Plug-in locations are still being determined throughout King County, but currently scheduled for setup in Seattle are as follows:
Central Library Parking Garage- 4 stations
Fauntleroy Ferry Dock- 6 stations
King Street Center- 8 stations
Pacific Place Parking Garage- 5 stations
Pike Place- 2 stations
SeaPark Garage – 6 stations
Seattle Center, 5th Ave Parking Garage- 5 stations
UW Foster School of Business- 1 station
The LEAF is a five-passenger hatchback with sporty handling that can go about 100 miles on an eight-hour charge. At current Seattle City Light electric rates, the LEAF would cost approximately $200 to drive 10,000 miles, or around 2 cents a mile. With the same scenario, a gas-powered vehicle based on 25 mpg would cost approximately $1,220, at $3.05 per gallon. One hears about the high cost of purchasing an electric car, but the LEAF is scheduled to be priced in the range of a typical family sedan. And, you’ll be able to set your mobile phone to activate the air conditioning and the charging performance wirelessly.

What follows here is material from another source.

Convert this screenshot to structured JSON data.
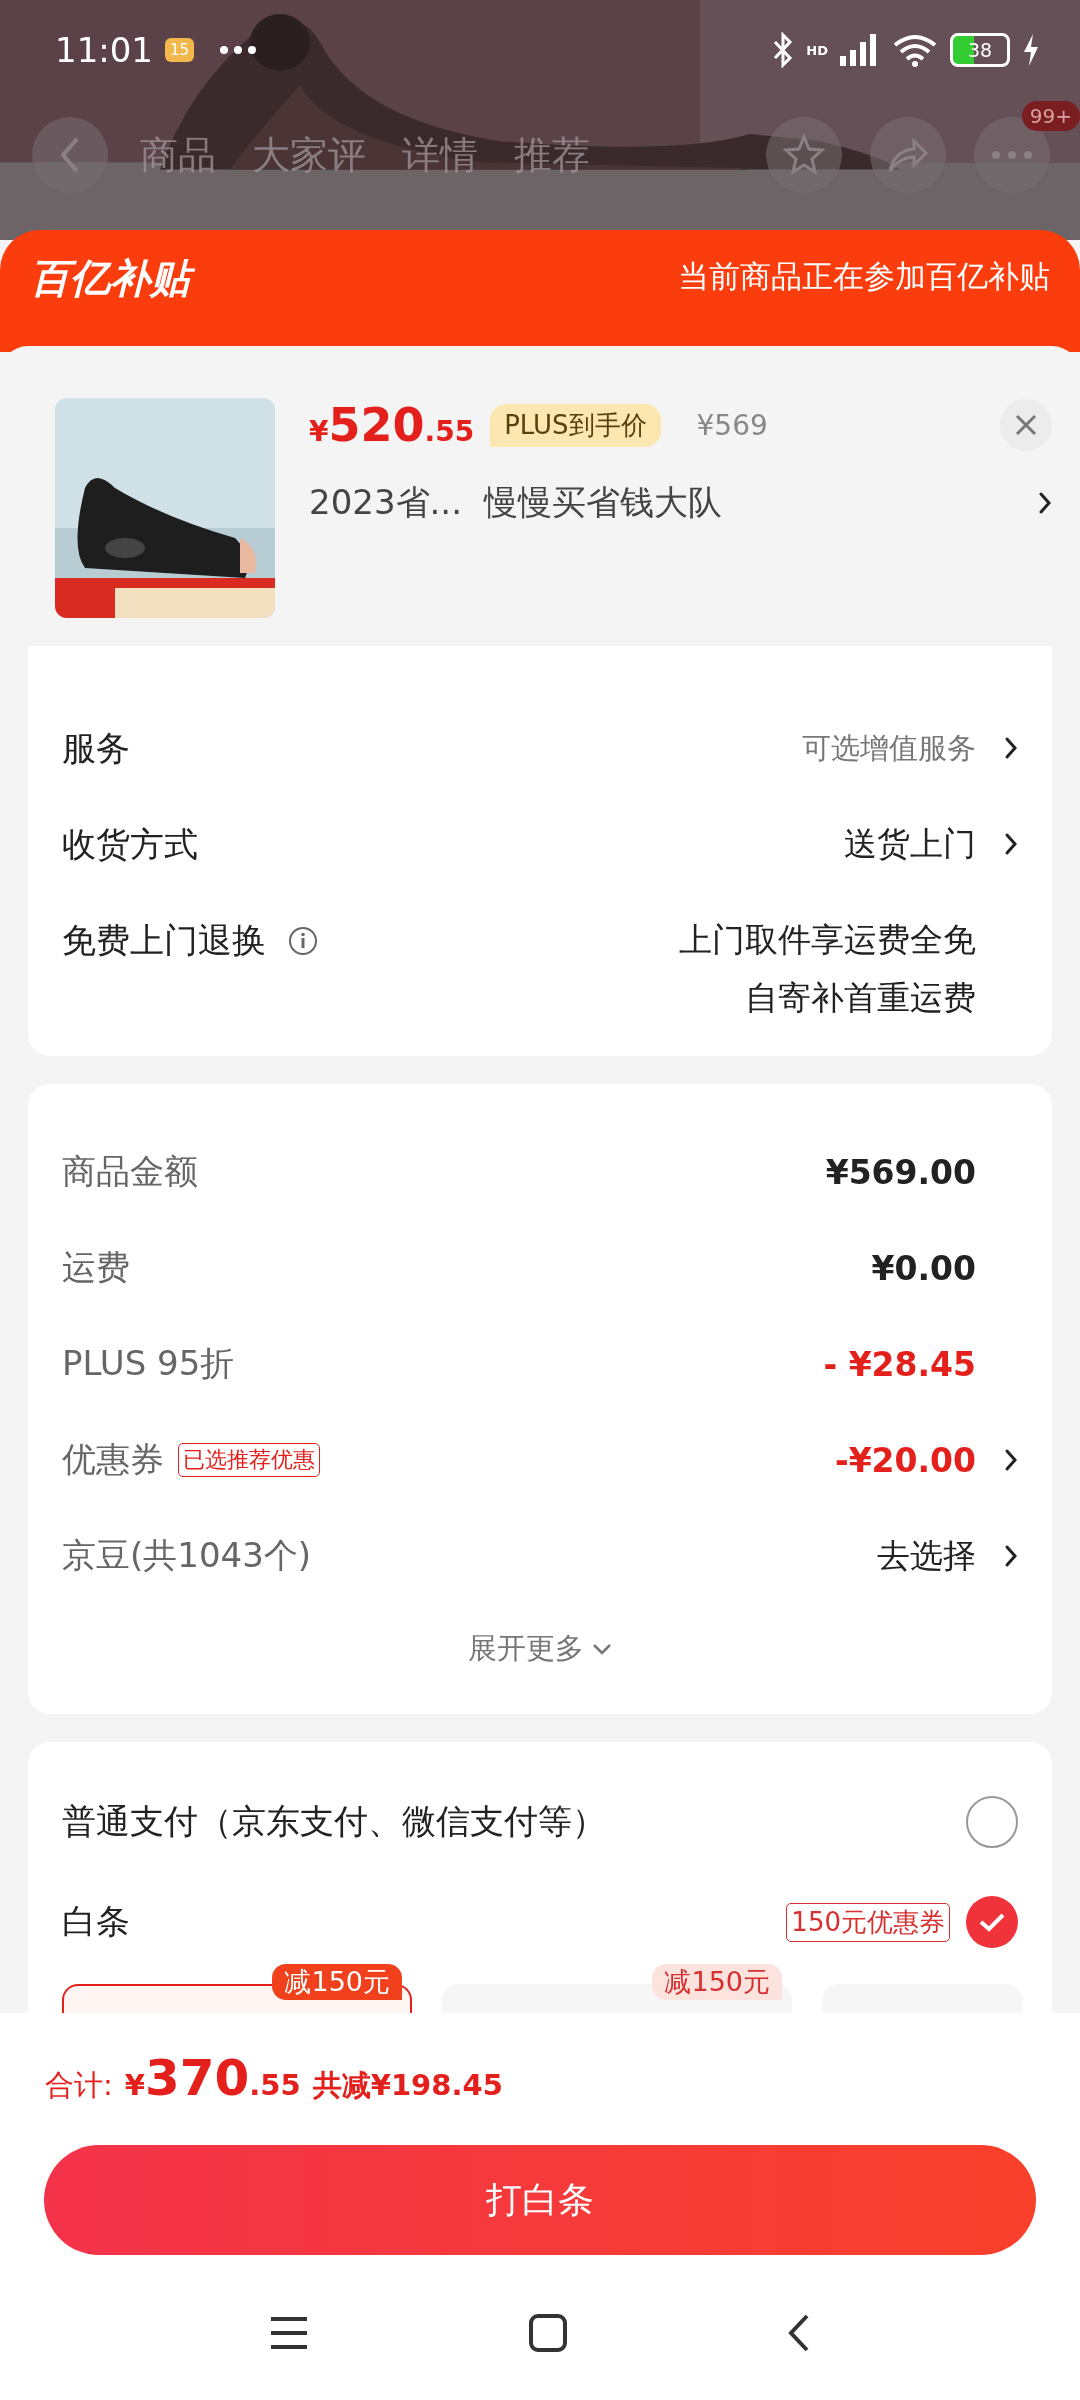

If you’d like to take the future out for a spin today, Nissan is sponsoring a test drive in Tukwila from Friday through Sunday, November 12th – 14th. Register ahead of time at https://www.drivenissanleaf.com, select Events in the left column, then Seattle, and a registration form will pop up. Allow around 60-90 minutes for the test drive. If you want to go on a first-come, first-serve basis, the event takes place at Westfield Southcenter in the parking lot area north of Macy’s. Hours on Friday and Saturday are from 7am – 5pm, and Sunday from 8am- 4pm.